Task brief
Only lines holding "content" are wanted; copy each of them from the records below.
----------
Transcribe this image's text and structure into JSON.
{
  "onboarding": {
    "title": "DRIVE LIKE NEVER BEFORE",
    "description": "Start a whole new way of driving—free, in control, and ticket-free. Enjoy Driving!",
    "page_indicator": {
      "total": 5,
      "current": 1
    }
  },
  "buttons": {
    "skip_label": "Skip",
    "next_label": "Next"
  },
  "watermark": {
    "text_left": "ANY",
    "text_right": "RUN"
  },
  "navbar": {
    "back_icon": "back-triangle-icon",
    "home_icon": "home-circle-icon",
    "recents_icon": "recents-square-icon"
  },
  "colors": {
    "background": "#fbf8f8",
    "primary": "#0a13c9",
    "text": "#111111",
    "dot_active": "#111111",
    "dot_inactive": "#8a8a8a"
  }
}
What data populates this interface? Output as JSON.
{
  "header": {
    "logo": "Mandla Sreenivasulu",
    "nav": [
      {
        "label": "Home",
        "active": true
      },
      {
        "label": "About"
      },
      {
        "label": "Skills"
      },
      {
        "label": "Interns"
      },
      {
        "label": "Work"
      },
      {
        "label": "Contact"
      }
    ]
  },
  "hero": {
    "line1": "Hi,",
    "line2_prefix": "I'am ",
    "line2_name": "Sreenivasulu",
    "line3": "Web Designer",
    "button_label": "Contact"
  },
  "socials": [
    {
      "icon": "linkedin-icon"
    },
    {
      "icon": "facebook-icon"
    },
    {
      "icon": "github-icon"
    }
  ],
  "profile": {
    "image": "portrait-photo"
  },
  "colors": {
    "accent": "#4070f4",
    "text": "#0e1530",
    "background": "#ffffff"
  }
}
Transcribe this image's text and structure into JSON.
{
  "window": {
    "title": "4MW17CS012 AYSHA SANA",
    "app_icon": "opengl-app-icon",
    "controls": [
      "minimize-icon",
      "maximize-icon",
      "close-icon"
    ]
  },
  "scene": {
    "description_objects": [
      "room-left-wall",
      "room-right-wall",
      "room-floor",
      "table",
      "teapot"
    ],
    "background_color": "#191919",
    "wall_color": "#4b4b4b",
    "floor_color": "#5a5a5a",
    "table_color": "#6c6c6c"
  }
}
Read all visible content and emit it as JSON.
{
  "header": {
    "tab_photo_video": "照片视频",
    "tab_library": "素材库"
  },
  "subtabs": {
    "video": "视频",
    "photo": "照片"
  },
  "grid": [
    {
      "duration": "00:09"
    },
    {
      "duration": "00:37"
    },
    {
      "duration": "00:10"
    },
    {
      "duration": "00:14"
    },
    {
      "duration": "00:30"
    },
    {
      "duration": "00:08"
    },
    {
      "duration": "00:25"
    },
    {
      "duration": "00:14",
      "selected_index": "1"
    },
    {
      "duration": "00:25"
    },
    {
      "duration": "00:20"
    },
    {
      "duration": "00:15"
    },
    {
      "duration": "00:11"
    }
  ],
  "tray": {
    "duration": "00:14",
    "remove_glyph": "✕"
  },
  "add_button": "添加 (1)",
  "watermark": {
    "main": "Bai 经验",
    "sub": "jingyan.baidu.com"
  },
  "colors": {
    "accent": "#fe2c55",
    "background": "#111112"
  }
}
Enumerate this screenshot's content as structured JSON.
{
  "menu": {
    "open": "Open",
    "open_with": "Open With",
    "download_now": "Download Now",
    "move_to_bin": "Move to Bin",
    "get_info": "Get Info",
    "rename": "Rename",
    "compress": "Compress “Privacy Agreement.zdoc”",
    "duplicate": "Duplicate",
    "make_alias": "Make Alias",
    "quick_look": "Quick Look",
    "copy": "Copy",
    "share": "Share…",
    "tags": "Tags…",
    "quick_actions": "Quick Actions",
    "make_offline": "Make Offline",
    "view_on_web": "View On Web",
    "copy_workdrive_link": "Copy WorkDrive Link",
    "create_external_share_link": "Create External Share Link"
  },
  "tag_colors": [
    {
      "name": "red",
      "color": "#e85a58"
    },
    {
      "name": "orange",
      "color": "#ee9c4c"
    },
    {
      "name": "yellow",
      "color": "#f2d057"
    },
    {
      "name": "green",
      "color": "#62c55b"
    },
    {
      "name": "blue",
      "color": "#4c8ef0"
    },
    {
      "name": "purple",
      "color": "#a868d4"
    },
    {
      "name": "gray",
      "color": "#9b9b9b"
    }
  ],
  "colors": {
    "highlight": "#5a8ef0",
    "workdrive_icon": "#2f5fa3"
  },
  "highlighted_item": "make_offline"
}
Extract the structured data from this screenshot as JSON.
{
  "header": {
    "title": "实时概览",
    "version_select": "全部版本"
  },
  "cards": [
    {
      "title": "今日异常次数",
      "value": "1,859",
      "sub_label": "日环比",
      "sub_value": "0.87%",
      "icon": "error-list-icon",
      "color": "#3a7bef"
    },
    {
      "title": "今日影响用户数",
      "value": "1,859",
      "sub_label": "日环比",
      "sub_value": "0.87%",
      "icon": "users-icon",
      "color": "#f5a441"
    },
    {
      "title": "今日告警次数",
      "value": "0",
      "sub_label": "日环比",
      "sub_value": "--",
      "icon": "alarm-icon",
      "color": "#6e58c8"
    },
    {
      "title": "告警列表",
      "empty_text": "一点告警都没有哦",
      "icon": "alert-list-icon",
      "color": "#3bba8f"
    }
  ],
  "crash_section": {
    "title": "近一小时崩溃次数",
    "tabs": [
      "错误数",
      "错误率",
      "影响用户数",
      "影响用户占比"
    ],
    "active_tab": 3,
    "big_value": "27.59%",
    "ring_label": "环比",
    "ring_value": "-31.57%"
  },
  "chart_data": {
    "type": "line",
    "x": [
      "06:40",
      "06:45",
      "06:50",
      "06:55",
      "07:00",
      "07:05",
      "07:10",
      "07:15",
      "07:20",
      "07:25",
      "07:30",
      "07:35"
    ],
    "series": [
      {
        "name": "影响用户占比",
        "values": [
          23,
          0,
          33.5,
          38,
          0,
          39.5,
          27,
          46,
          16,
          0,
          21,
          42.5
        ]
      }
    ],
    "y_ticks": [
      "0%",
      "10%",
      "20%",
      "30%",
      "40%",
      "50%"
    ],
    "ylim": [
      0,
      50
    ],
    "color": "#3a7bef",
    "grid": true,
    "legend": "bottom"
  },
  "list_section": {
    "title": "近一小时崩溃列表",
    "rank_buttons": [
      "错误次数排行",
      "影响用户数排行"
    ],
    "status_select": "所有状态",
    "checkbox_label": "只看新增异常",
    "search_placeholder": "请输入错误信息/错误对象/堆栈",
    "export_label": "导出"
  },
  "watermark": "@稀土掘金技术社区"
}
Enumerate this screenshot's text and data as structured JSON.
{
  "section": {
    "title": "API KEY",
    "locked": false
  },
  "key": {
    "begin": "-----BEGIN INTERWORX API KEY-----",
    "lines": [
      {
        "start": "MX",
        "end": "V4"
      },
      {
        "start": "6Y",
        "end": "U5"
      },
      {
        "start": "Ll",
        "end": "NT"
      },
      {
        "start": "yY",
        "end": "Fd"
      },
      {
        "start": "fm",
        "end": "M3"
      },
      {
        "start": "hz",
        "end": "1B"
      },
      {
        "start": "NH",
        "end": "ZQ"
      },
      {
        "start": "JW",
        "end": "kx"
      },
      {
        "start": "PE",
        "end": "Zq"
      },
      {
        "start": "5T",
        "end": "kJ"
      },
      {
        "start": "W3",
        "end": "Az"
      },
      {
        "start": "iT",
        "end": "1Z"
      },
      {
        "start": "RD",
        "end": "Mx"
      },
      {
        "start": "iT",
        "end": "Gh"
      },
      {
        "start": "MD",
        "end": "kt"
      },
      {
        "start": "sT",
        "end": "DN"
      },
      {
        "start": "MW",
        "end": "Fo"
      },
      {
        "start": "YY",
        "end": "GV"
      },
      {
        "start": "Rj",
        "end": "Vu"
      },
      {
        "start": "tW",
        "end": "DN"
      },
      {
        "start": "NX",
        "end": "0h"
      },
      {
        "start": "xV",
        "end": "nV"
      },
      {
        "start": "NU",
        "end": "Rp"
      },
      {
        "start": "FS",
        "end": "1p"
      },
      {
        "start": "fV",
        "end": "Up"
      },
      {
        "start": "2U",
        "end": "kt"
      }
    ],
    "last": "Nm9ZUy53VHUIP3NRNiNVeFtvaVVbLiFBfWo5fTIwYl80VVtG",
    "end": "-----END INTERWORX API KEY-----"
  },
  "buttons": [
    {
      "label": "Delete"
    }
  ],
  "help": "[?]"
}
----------
Output of the task
Read all visible content and emit it as JSON.
Enumerate this screenshot's content as structured JSON.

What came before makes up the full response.